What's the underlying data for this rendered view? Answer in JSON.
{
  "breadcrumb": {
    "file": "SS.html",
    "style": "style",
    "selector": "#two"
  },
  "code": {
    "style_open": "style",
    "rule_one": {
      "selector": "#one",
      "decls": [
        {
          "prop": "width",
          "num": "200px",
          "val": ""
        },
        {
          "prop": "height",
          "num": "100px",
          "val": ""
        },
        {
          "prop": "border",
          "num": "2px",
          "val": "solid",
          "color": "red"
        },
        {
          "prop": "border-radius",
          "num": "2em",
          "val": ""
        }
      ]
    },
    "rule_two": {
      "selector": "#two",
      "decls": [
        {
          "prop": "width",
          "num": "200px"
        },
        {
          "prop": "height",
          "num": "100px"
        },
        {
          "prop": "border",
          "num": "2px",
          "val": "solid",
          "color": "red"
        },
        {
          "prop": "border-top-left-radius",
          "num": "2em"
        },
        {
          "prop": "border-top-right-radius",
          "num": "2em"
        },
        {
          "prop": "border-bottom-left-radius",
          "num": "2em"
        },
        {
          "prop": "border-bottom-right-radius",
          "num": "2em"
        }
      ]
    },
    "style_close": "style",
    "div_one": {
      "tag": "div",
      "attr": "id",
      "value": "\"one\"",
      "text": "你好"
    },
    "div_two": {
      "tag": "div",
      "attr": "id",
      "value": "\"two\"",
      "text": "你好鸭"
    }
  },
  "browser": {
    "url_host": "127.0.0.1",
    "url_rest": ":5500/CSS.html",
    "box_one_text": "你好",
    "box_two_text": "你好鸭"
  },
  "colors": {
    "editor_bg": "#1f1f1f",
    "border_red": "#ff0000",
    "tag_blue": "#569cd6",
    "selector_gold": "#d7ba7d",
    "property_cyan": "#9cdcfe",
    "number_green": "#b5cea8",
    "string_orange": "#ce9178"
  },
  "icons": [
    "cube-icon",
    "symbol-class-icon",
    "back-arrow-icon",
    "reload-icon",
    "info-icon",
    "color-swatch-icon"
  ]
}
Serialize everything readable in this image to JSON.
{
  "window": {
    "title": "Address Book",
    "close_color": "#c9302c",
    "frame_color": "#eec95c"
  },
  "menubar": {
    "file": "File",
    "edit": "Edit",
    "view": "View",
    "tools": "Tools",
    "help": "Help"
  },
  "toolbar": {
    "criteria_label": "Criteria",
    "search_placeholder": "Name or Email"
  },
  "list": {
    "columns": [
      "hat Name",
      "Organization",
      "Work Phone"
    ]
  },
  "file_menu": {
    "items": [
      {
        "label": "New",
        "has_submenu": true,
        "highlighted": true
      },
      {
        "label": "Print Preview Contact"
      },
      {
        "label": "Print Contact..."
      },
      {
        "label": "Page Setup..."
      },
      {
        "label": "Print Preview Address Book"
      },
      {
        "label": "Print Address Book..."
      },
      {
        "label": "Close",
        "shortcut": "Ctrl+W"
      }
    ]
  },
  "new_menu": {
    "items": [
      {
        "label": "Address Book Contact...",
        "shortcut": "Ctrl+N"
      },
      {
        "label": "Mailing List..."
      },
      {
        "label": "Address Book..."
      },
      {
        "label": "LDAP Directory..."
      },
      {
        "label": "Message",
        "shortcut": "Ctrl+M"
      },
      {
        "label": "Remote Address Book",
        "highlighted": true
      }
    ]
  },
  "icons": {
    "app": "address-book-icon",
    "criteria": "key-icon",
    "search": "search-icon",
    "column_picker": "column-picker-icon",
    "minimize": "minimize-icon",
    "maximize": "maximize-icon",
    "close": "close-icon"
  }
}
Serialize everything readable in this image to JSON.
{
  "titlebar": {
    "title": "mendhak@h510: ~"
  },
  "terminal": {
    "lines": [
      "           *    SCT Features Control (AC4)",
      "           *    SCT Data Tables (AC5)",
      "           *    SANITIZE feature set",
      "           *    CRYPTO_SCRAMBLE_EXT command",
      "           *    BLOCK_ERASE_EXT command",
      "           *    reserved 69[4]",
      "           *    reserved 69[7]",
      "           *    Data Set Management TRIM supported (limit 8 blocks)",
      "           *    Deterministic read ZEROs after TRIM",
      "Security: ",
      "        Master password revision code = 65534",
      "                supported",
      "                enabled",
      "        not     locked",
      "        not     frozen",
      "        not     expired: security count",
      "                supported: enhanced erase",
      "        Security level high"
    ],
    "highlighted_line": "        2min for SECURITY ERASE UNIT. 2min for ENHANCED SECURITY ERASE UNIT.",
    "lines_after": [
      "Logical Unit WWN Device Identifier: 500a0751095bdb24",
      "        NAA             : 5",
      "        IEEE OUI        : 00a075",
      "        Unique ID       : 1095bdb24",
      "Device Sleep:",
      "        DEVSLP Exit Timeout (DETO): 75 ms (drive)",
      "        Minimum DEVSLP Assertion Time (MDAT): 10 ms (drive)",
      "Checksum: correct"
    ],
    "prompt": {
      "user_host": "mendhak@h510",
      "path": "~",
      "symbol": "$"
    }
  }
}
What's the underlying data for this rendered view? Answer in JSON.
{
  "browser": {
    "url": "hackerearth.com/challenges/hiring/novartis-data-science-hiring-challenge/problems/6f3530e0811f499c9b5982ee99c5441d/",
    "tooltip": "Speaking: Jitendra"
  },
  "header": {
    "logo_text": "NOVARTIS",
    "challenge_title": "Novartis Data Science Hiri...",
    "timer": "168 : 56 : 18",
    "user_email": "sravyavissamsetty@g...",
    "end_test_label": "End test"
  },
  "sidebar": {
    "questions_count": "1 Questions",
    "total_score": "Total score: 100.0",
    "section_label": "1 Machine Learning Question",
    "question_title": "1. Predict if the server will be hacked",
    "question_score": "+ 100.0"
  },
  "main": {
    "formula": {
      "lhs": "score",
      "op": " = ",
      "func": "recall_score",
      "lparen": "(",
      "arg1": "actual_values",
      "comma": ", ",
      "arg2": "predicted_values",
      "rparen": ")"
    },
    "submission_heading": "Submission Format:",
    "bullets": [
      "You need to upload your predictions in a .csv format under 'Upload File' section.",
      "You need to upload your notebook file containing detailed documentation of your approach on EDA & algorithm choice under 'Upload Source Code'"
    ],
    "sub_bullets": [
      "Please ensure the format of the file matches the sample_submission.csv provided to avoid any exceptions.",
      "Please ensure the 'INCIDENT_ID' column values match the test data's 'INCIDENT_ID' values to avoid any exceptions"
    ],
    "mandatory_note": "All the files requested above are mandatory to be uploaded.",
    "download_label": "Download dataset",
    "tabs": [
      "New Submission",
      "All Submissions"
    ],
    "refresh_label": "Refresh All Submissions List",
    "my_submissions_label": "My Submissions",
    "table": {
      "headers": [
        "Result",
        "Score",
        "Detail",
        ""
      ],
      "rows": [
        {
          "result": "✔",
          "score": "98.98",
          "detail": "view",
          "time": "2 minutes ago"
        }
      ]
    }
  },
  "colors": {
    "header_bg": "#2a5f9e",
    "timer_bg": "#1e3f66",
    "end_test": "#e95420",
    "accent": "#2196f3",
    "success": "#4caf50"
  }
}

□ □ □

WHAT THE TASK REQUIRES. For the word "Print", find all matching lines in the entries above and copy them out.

TASK OUTPUT.
        "label": "Print Preview Contact"
        "label": "Print Contact..."
        "label": "Print Preview Address Book"
        "label": "Print Address Book..."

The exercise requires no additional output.